Find every line in the records below that holds the word "Setup" and copy it.

*** AVAILABLE RECORDS Section Begins ***

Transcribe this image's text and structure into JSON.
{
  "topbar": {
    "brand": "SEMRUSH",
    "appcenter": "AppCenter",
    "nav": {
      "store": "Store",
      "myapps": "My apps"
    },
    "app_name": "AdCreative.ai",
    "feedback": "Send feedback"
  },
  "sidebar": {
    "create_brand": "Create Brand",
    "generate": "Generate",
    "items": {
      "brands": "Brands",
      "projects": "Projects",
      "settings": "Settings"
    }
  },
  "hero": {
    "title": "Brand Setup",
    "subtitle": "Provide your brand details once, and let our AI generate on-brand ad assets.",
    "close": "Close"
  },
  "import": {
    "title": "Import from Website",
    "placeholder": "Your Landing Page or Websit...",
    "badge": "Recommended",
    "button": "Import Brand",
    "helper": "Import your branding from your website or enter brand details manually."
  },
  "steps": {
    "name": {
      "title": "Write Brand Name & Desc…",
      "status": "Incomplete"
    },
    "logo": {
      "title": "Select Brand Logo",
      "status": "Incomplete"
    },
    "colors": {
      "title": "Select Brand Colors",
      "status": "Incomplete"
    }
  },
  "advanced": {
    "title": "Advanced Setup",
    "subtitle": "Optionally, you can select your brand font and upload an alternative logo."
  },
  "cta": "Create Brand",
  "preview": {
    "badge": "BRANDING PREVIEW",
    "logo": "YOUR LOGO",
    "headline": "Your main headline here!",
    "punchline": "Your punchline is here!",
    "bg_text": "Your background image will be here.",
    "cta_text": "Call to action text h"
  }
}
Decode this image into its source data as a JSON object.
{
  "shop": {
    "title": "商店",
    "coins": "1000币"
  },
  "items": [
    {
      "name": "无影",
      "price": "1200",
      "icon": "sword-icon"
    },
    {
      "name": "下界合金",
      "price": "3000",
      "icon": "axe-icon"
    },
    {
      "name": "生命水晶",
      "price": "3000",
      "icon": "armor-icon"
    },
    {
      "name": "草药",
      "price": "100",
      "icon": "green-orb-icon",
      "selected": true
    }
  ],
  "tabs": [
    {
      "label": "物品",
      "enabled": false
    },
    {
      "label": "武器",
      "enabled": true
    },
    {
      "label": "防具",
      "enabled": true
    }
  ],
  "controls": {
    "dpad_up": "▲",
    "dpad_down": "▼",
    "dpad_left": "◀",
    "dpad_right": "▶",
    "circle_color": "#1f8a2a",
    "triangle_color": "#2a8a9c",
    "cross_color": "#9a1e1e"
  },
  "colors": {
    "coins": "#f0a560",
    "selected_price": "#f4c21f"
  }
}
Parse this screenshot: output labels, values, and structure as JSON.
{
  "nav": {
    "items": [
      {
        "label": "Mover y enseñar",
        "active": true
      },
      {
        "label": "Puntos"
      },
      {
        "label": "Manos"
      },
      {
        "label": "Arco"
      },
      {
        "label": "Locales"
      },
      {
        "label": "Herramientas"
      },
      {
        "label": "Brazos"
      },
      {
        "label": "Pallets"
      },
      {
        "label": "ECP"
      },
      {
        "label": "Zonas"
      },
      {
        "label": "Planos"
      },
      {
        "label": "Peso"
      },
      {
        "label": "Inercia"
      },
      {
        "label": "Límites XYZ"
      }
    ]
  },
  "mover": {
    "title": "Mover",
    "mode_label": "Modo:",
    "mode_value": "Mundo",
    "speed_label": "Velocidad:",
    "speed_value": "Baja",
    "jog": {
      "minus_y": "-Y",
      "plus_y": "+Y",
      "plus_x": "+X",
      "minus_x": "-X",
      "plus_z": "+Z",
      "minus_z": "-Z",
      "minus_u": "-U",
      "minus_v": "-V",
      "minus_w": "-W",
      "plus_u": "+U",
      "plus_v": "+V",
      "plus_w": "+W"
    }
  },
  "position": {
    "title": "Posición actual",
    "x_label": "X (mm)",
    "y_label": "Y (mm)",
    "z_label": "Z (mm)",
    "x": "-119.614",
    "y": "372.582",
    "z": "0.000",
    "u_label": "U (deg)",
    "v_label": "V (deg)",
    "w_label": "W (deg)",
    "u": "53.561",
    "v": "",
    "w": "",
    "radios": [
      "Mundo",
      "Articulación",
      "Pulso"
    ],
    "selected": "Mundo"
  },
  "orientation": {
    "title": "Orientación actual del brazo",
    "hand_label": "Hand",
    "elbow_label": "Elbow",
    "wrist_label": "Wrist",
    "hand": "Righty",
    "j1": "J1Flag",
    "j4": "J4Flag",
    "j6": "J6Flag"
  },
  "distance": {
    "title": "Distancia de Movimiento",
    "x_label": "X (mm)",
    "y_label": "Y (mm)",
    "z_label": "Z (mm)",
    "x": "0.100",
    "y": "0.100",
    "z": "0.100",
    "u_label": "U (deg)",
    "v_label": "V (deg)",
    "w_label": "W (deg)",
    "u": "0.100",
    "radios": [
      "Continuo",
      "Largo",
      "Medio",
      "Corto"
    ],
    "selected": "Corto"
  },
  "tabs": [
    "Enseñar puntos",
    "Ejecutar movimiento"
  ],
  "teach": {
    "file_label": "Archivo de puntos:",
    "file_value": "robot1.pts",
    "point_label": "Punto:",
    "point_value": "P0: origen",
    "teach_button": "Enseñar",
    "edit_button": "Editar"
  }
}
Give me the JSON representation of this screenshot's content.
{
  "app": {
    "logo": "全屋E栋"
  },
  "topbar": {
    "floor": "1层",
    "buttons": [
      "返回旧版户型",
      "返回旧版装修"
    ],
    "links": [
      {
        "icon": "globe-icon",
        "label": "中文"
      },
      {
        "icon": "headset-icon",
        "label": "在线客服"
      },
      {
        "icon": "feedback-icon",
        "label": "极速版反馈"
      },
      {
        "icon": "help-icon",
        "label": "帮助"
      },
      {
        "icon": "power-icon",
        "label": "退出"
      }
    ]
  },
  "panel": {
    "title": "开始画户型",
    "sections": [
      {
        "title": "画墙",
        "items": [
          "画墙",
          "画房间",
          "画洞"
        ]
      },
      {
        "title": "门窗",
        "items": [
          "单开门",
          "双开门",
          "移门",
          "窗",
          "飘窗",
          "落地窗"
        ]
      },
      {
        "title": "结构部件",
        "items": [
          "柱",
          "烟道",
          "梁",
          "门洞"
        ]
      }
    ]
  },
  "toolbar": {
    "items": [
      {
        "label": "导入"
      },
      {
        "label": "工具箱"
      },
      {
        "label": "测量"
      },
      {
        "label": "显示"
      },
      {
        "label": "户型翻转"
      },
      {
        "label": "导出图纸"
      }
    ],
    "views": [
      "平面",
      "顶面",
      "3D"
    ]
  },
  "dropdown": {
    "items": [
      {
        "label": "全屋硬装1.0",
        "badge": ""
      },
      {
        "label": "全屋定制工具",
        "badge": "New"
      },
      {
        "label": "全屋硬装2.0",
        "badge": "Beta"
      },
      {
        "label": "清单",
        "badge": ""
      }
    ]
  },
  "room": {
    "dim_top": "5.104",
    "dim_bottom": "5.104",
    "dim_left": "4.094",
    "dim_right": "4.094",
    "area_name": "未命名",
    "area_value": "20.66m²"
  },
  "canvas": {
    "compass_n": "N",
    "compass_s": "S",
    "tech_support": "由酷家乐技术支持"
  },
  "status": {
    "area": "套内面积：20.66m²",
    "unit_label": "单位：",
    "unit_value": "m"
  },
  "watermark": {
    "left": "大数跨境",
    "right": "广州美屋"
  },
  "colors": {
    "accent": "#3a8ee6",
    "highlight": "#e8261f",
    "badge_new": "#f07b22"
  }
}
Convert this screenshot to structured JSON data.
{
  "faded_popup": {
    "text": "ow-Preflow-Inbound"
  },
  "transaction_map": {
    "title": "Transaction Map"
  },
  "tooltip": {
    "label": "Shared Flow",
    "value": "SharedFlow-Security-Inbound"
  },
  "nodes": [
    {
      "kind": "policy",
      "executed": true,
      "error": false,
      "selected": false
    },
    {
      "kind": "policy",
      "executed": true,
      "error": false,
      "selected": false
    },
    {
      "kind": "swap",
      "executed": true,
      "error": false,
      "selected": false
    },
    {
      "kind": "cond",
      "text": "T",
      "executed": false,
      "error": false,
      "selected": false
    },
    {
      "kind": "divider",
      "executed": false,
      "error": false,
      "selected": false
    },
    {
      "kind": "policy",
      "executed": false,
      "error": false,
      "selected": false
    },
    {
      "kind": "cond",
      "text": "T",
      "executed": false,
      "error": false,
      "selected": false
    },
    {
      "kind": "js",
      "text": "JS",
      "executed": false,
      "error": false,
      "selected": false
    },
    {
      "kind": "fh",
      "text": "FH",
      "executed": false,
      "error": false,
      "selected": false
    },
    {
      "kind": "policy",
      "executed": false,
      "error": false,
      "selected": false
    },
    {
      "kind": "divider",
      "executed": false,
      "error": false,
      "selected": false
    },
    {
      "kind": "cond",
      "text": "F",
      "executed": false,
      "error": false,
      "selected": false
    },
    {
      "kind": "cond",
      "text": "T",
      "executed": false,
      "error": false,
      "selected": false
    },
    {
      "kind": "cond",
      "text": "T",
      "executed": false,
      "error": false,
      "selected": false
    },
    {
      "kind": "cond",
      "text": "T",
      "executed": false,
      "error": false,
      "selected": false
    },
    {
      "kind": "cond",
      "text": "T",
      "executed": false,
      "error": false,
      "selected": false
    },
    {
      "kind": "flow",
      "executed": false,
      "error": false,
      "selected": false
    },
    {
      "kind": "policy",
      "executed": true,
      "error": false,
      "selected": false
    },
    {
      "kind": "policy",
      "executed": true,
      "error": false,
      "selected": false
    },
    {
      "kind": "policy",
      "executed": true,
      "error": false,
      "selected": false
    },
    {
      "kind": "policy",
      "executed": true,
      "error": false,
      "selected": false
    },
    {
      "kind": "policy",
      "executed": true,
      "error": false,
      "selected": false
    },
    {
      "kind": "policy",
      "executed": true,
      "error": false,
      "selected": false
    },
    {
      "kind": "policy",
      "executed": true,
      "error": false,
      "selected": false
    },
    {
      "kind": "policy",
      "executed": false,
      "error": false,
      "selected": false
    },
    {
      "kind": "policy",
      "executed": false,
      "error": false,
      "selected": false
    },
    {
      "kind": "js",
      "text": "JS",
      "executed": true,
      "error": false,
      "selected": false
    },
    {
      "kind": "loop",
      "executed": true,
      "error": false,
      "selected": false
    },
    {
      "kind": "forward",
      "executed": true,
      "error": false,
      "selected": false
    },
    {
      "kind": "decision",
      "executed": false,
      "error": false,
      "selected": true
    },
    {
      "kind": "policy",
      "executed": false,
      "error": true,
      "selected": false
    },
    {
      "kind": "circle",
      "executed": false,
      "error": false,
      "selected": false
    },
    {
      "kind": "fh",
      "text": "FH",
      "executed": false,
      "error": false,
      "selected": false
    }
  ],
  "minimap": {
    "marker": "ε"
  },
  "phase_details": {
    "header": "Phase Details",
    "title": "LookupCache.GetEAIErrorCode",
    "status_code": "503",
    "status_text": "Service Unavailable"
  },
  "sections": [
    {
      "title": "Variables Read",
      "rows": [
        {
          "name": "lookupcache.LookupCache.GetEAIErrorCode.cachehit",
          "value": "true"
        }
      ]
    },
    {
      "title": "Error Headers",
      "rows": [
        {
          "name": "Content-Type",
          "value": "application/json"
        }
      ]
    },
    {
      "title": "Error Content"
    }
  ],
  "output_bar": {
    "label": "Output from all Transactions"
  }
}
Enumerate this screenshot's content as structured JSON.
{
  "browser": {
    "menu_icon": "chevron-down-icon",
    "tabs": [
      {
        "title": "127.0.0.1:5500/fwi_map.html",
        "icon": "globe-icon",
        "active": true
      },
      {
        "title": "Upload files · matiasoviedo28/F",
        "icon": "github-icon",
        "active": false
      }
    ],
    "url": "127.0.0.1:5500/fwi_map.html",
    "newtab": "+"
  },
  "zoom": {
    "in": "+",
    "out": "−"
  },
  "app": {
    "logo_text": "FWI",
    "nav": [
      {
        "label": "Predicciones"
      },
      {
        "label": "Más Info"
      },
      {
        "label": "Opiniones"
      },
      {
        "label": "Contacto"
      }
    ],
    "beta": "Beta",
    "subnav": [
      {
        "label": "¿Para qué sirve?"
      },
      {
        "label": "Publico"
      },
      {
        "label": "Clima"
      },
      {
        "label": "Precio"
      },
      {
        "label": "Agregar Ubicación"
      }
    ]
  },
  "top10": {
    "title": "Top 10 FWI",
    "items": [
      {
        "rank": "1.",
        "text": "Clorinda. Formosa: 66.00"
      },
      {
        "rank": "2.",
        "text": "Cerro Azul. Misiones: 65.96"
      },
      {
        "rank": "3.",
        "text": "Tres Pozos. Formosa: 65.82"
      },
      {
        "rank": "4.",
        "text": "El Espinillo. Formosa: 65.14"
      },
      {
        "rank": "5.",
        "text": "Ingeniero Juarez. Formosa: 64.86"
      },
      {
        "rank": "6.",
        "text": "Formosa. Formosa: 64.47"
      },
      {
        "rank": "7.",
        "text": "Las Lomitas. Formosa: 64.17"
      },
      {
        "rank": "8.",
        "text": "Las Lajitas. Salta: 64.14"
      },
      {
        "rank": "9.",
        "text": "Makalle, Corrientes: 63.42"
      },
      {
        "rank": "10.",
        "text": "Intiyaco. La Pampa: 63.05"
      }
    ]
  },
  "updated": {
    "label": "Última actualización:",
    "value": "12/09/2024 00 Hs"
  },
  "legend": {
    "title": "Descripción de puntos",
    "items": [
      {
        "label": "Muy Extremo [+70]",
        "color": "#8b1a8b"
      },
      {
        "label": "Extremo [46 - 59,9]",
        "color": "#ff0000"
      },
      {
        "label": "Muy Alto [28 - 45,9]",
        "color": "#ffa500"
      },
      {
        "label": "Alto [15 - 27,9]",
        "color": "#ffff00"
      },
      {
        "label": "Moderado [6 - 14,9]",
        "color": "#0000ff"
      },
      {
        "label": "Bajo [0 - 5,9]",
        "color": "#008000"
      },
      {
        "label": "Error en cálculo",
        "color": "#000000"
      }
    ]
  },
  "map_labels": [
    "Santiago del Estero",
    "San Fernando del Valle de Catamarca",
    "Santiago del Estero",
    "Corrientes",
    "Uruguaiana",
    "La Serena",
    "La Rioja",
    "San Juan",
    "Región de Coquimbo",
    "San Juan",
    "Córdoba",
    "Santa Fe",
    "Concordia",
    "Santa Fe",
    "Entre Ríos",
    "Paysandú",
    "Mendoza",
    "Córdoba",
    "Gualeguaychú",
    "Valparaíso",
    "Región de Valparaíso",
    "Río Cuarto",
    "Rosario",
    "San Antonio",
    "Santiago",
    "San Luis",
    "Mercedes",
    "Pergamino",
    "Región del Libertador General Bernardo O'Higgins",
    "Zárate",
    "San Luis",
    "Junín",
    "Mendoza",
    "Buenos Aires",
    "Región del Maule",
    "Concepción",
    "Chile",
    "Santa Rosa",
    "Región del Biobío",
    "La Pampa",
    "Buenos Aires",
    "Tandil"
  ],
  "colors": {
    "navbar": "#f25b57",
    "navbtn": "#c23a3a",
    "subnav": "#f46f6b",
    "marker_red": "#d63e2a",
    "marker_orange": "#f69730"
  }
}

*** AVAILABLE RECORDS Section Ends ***

▸ **REPLY**:
    "title": "Brand Setup",
    "title": "Advanced Setup",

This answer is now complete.